Among the ancient early printed Haggadot, the Venice Haggadah of 1609 is one of the most beautiful and fascinating. Over 400 years later, a group of international Jewish artists are working on a new Venice Haggadah. It is one of the initiatives marking the 500th anniversary of the establishment of the city’s Ghetto, the first in history.
“In 1609 the printer Israel ha-Zifroni of Guastalla designed an edition of the Passover Haggadah with completely new illustrations. The Haggadah was printed for him in the printing house of Giovanni da Gara in Venice. The Haggadah appeared simultaneously with translations in Judeo-Italian, Judeo-Spanish and Judeo-German, the languages of the Jewish communities living in Venice at the time,” as it is explained during the presentation at the Nahon Museum of Italian Jewish Art in Jerusalem, where a copy of the Haggadah is on exhibit.
The project of The New Venice Haggadah has been launched by the organization Beit Venezia, devoted to preserve and promote the city’s Jewish cultural heritage, with the cooperation of the Scuola Internazionale di Grafica di Venezia (International School of Design of Venice). The team of artists is lead by Londoner Jacqueline Nicholls, who defines herself as “fine artist who uses art to explore traditional Jewish ideas in untraditional ways.” Among the participants are American-Israeli Andi Arnovitz and Josh Baum, who focuses his works on the relationship between mysticism and art.
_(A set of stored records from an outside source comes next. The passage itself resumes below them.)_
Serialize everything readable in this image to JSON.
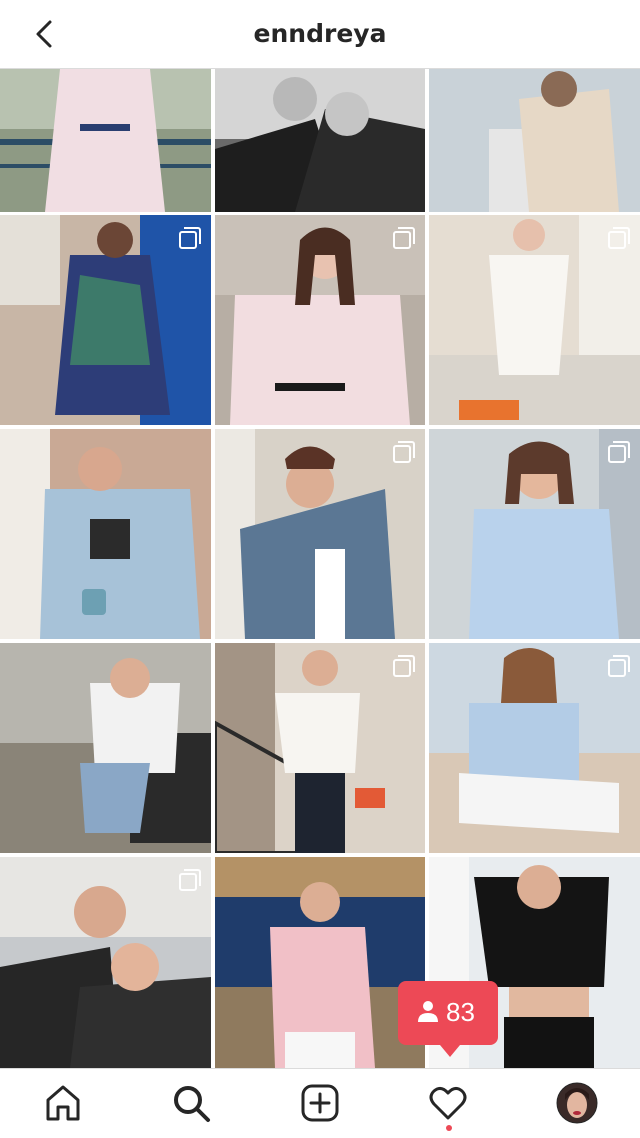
{
  "header": {
    "username": "enndreya"
  },
  "posts": [
    {
      "id": "p1",
      "multi": false,
      "desc": "floral-dress-bridge"
    },
    {
      "id": "p2",
      "multi": false,
      "desc": "bw-couple"
    },
    {
      "id": "p3",
      "multi": false,
      "desc": "blazer-pier"
    },
    {
      "id": "p4",
      "multi": true,
      "desc": "blue-patterned-dress"
    },
    {
      "id": "p5",
      "multi": true,
      "desc": "floral-blouse"
    },
    {
      "id": "p6",
      "multi": true,
      "desc": "white-outfit-bed"
    },
    {
      "id": "p7",
      "multi": false,
      "desc": "denim-shirt-mug"
    },
    {
      "id": "p8",
      "multi": true,
      "desc": "denim-jacket-wall"
    },
    {
      "id": "p9",
      "multi": true,
      "desc": "light-blue-shirt"
    },
    {
      "id": "p10",
      "multi": false,
      "desc": "white-sweater-bench"
    },
    {
      "id": "p11",
      "multi": true,
      "desc": "white-top-stairs"
    },
    {
      "id": "p12",
      "multi": true,
      "desc": "blue-shirt-sitting"
    },
    {
      "id": "p13",
      "multi": true,
      "desc": "couple-leather"
    },
    {
      "id": "p14",
      "multi": false,
      "desc": "pink-sweater-balcony"
    },
    {
      "id": "p15",
      "multi": false,
      "desc": "black-crop-top"
    }
  ],
  "notification": {
    "count": "83",
    "icon": "person-icon",
    "color": "#ed4956"
  },
  "nav": {
    "items": [
      "home-icon",
      "search-icon",
      "add-icon",
      "heart-icon",
      "profile-avatar"
    ],
    "active": "search-icon"
  }
}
There is as well the graphic designer Nathan Gotlib, painter Yael David Cohen, poet Sophie Herxheimer, illustrator Kyra Munk Matustik, and mural artist Hillel Smith.
The Haggadah will be printed in Jerusalem and is to be ready before Passover 2017.